**Problem requirements:**
Go through the data and report each line that holds the string "mtime".

**Provided records:**
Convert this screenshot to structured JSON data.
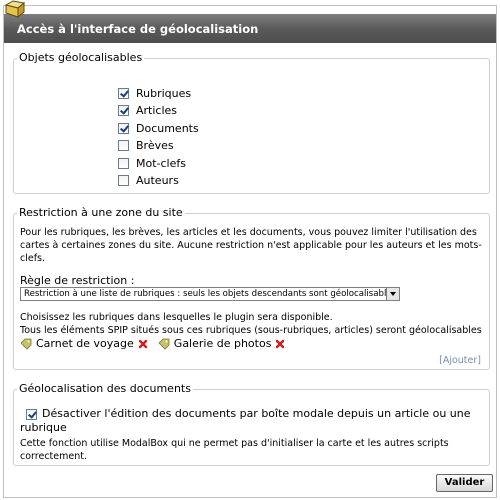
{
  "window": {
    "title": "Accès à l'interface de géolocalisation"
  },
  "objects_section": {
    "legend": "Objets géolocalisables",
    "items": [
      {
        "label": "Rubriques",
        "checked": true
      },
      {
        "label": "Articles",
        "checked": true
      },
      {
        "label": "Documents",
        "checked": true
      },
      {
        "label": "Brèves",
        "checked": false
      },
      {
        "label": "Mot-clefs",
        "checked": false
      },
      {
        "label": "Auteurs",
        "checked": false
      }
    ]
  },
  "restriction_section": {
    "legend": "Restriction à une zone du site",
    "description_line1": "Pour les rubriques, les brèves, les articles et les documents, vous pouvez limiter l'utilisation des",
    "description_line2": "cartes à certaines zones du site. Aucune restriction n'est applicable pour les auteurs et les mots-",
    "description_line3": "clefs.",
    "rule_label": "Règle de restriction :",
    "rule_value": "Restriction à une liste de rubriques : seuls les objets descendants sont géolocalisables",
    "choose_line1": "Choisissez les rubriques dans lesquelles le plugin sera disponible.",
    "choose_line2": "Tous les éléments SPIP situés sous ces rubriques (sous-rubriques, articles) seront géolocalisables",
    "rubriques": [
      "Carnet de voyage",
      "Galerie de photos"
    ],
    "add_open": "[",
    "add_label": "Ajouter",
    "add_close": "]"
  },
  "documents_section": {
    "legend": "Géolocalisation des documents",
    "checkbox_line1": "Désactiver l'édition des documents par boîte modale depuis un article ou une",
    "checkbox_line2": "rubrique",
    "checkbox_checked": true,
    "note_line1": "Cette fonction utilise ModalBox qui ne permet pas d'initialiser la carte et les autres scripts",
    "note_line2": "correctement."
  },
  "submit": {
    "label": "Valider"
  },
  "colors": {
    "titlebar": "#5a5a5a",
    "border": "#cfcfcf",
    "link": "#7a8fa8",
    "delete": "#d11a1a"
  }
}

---

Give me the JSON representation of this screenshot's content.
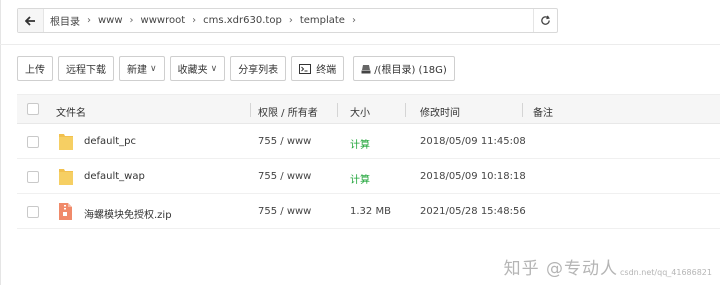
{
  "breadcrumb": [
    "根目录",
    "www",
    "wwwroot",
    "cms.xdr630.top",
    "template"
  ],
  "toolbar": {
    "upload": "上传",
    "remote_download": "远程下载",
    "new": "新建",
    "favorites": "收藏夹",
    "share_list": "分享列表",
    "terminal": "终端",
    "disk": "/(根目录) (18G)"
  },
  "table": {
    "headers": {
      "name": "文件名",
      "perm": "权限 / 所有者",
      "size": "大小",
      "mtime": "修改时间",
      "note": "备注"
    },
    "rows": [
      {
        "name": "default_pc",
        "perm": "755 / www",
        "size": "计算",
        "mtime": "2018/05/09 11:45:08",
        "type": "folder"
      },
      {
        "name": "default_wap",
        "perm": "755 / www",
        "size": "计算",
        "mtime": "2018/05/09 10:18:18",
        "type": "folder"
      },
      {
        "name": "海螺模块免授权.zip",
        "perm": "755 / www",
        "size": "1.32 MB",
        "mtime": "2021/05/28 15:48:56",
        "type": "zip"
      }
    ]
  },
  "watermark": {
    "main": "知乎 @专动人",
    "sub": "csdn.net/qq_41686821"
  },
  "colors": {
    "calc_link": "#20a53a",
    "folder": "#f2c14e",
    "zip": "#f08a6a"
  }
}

**Result:**
      "mtime": "修改时间",
        "mtime": "2018/05/09 11:45:08",
        "mtime": "2018/05/09 10:18:18",
        "mtime": "2021/05/28 15:48:56",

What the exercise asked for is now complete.